World oil prices fell further on Friday as prospects receded for an imminent Western military strike against Syria over its alleged use of chemical weapons, analysts said.
New York's main contract, West Texas Intermediate (WTI) for delivery in October, sank $1.01 to $107.79 per barrel.
Brent North Sea crude oil for October dropped 23 cents to $114.93 a barrel.
"Oil prices continue to be under the spell of the Syrian crisis," said Commerzbank analyst Carsten Fritsch.
US plans to build an international coalition for a "limited" strike on Syria suffered a blow when British lawmakers on Thursday voted against the use of force.
The White House signalled however that President Barack Obama would take unilateral action if necessary.

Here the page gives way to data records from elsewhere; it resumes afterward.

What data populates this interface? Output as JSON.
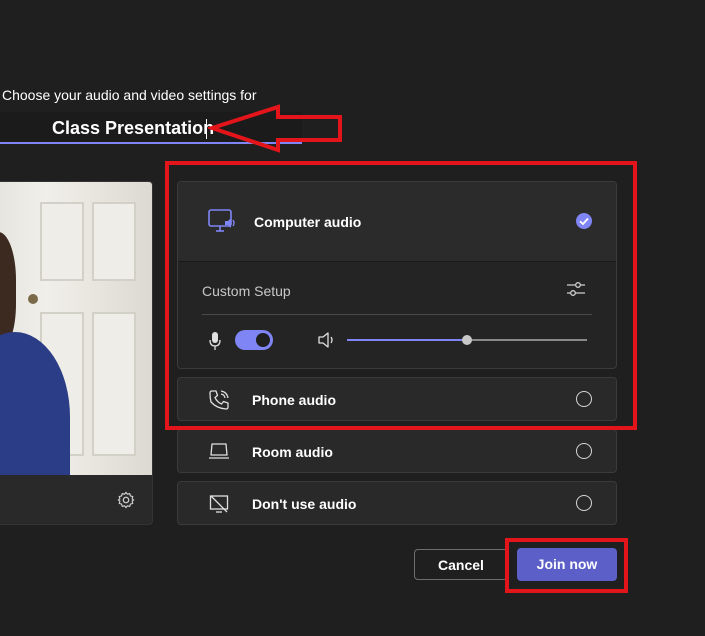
{
  "prejoin": {
    "subtitle": "Choose your audio and video settings for",
    "meeting_name": "Class Presentation"
  },
  "video": {
    "settings_icon": "gear-icon"
  },
  "audio_options": {
    "computer": {
      "label": "Computer audio",
      "icon": "computer-speaker-icon",
      "selected": true,
      "custom_setup_label": "Custom Setup",
      "mic_on": true,
      "volume_level_percent": 50
    },
    "phone": {
      "label": "Phone audio",
      "icon": "phone-icon",
      "selected": false
    },
    "room": {
      "label": "Room audio",
      "icon": "room-device-icon",
      "selected": false
    },
    "none": {
      "label": "Don't use audio",
      "icon": "no-audio-icon",
      "selected": false
    }
  },
  "actions": {
    "cancel_label": "Cancel",
    "join_label": "Join now"
  },
  "colors": {
    "accent": "#7f85f5",
    "primary_button": "#5b5fc7",
    "annotation_red": "#e3151a",
    "background": "#1f1f1f"
  }
}
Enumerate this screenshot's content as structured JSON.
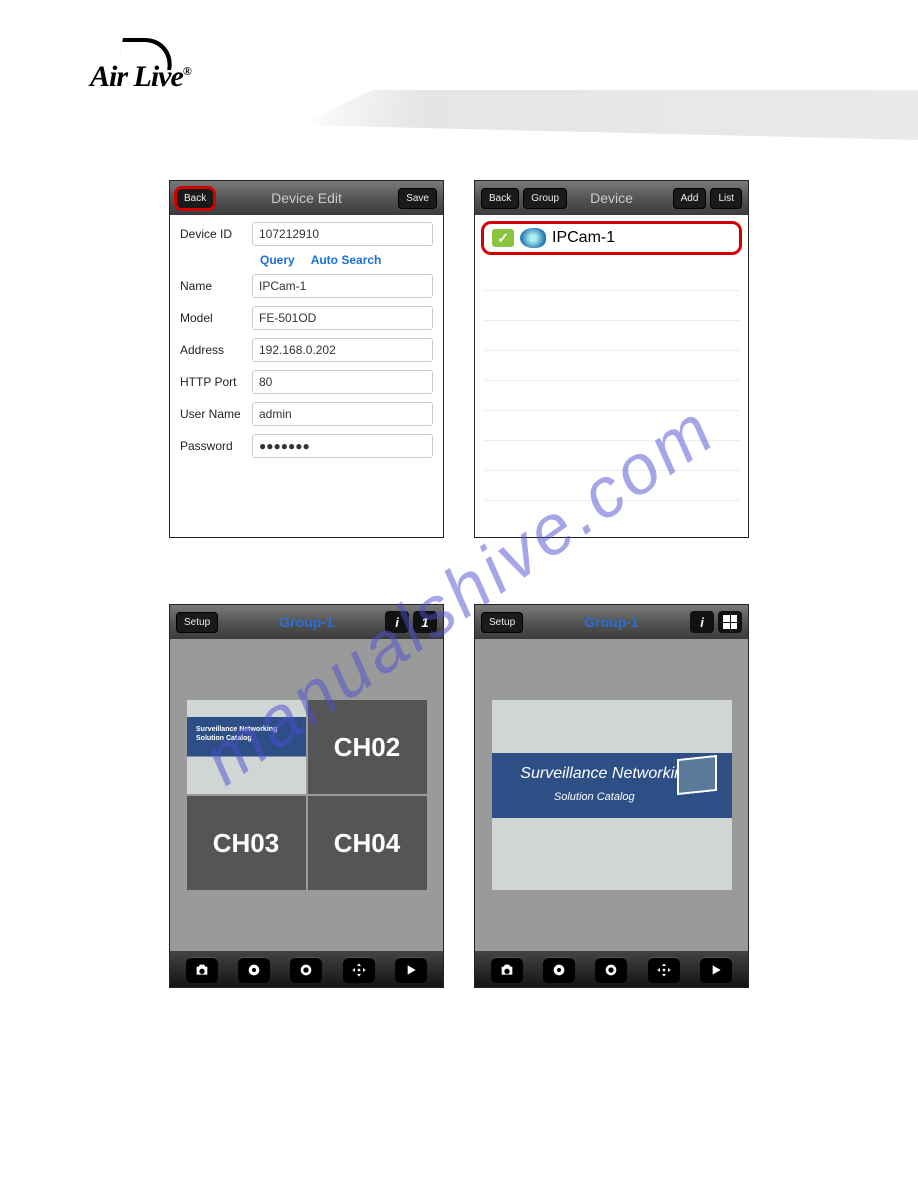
{
  "brand": "Air Live",
  "watermark": "manualshive.com",
  "screens": {
    "edit": {
      "back": "Back",
      "title": "Device Edit",
      "save": "Save",
      "fields": {
        "device_id_label": "Device ID",
        "device_id_value": "107212910",
        "query": "Query",
        "autosearch": "Auto Search",
        "name_label": "Name",
        "name_value": "IPCam-1",
        "model_label": "Model",
        "model_value": "FE-501OD",
        "address_label": "Address",
        "address_value": "192.168.0.202",
        "port_label": "HTTP Port",
        "port_value": "80",
        "user_label": "User Name",
        "user_value": "admin",
        "pass_label": "Password",
        "pass_value": "●●●●●●●"
      }
    },
    "list": {
      "back": "Back",
      "group": "Group",
      "title": "Device",
      "add": "Add",
      "list_btn": "List",
      "item": "IPCam-1"
    },
    "viewer": {
      "setup": "Setup",
      "title": "Group-1",
      "ch02": "CH02",
      "ch03": "CH03",
      "ch04": "CH04",
      "banner1": "Surveillance Networking",
      "banner2": "Solution Catalog"
    }
  }
}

"After the House of Commons in the UK failed initially to approve Britain's participation in a military strike against Syria, the pendulum is now swinging back in the direction of declining risks," Fritsch added.
"Even if this does not imply by any means that military action is out of the question, a limited unilateral campaign by the US would probably have far fewer consequences for the oil market than a major international offensive.
"Oil prices therefore came under massive pressure."
The market had surged on Wednesday in anticipation of a military strike on Syria.
At one stage, New York crude hit $112.24 to reach the highest level since early May 2011, while Brent soared to $117.34, last seen in late February.
Although Syria is not a major oil producer, traders are nervous about a broader conflict in the crude-rich Middle East region, including neighbouring Iraq, which is becoming a major exporter.
"The fact of the matter is nothing has happened thus far with regards to Syria, and that has calmed the crude markets," David Lennox, resource analyst at Fat Prophets in Sydney, told AFP.
"WTI prices have also scaled down after latest figures showed a rise in US crude stockpiles," he said.
The US government's Energy Information Administration (EIA) said on Wednesday that American oil reserves increased by about three million barrels in the week ending August 23.
That confounded market expectations for a modest decline and indicated weaker demand in the world's biggest crude consuming nation.
"Overall, the market showed a muted reaction to the EIA's weekly set of numbers, given ongoing geopolitical jitters," noted VTB Capital analyst Andrey Kryuchenkov.